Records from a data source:
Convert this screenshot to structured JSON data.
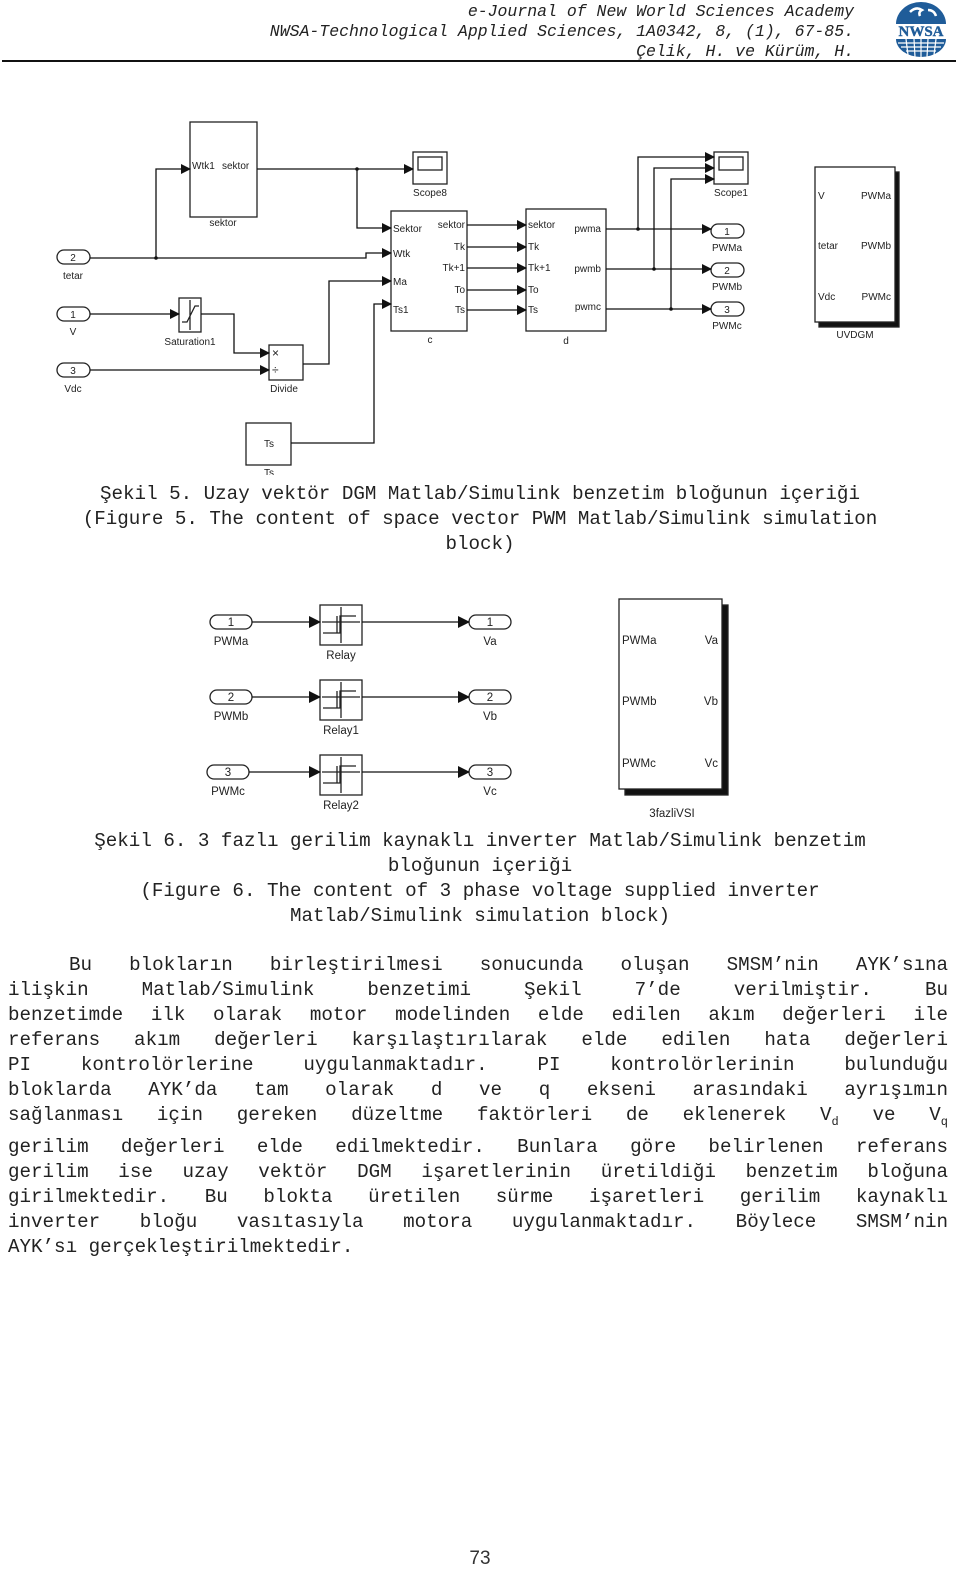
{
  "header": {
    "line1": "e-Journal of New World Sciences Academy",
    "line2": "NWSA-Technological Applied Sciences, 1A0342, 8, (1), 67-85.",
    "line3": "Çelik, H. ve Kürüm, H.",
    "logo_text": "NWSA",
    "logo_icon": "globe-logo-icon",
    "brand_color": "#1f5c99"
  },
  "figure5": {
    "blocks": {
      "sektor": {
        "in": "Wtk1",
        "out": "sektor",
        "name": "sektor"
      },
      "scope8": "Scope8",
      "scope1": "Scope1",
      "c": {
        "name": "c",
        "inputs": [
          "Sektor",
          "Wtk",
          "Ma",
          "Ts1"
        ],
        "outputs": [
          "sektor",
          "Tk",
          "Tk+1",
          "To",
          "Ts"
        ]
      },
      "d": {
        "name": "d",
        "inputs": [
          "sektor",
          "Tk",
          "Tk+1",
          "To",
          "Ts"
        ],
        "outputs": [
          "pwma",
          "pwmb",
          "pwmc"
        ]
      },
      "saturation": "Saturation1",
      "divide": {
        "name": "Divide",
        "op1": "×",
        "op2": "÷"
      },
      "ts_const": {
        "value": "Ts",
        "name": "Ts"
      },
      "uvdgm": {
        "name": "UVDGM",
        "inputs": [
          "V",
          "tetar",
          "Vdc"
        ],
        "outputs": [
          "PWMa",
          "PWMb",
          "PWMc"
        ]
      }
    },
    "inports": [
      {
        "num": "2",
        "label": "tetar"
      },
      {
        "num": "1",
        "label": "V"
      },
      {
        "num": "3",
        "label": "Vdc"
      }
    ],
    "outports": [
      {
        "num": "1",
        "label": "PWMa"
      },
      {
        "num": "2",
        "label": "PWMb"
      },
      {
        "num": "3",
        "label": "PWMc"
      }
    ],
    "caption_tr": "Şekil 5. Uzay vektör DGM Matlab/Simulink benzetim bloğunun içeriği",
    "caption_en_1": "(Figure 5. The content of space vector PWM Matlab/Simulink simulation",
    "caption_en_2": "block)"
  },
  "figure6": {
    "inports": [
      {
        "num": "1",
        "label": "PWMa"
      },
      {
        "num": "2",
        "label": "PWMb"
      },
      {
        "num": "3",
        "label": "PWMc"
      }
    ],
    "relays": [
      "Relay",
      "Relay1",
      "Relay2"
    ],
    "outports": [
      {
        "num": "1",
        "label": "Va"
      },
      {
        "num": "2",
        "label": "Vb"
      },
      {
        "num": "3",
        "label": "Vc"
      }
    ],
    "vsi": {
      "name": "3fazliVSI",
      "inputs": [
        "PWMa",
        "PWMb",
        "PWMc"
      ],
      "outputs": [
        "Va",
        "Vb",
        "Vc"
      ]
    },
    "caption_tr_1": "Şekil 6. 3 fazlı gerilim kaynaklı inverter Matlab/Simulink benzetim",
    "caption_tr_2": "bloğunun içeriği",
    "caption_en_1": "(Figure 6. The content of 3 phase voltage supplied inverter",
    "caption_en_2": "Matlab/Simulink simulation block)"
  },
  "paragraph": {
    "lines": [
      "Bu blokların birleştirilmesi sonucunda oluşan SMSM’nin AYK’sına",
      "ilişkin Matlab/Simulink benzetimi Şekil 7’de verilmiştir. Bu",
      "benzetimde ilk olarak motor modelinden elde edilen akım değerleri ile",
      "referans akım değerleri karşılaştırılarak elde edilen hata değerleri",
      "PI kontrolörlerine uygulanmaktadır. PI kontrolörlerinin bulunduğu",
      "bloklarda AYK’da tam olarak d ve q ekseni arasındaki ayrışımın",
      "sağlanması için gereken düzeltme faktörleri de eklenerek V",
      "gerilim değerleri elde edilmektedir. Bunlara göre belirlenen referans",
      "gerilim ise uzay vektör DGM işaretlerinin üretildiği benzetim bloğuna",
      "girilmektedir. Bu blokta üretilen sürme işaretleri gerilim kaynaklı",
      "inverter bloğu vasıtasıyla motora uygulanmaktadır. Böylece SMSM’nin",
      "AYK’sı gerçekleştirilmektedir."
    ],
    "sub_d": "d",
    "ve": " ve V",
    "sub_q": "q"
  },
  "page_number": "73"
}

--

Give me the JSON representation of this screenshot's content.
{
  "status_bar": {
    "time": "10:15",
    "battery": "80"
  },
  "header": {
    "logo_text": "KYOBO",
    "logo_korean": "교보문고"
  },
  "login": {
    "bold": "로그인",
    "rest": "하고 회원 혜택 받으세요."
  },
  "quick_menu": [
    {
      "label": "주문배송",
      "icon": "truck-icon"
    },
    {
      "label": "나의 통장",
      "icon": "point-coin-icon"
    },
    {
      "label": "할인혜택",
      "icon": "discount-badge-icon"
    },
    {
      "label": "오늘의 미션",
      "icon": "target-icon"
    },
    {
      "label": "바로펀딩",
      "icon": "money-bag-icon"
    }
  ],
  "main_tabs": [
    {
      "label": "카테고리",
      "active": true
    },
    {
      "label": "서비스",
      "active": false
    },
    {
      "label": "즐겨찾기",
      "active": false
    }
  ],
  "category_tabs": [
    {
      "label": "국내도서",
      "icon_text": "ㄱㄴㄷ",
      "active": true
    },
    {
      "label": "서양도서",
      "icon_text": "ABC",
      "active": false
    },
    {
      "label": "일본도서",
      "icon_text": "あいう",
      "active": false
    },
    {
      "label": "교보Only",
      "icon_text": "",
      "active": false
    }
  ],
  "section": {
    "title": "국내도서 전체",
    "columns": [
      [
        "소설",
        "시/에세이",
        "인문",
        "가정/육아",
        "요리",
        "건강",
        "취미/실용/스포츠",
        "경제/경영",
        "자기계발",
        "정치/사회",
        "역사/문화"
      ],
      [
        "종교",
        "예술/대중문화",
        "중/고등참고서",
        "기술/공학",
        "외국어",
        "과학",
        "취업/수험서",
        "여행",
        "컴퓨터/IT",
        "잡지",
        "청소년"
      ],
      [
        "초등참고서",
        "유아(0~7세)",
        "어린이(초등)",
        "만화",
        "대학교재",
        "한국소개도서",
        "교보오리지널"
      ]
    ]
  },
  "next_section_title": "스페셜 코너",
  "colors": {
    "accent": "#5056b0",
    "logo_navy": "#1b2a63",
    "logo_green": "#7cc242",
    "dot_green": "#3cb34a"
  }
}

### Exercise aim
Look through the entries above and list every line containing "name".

### Written response
        "name": "sektor"
        "name": "c",
        "name": "d",
        "name": "Divide",
        "name": "Ts"
        "name": "UVDGM",
      "name": "3fazliVSI",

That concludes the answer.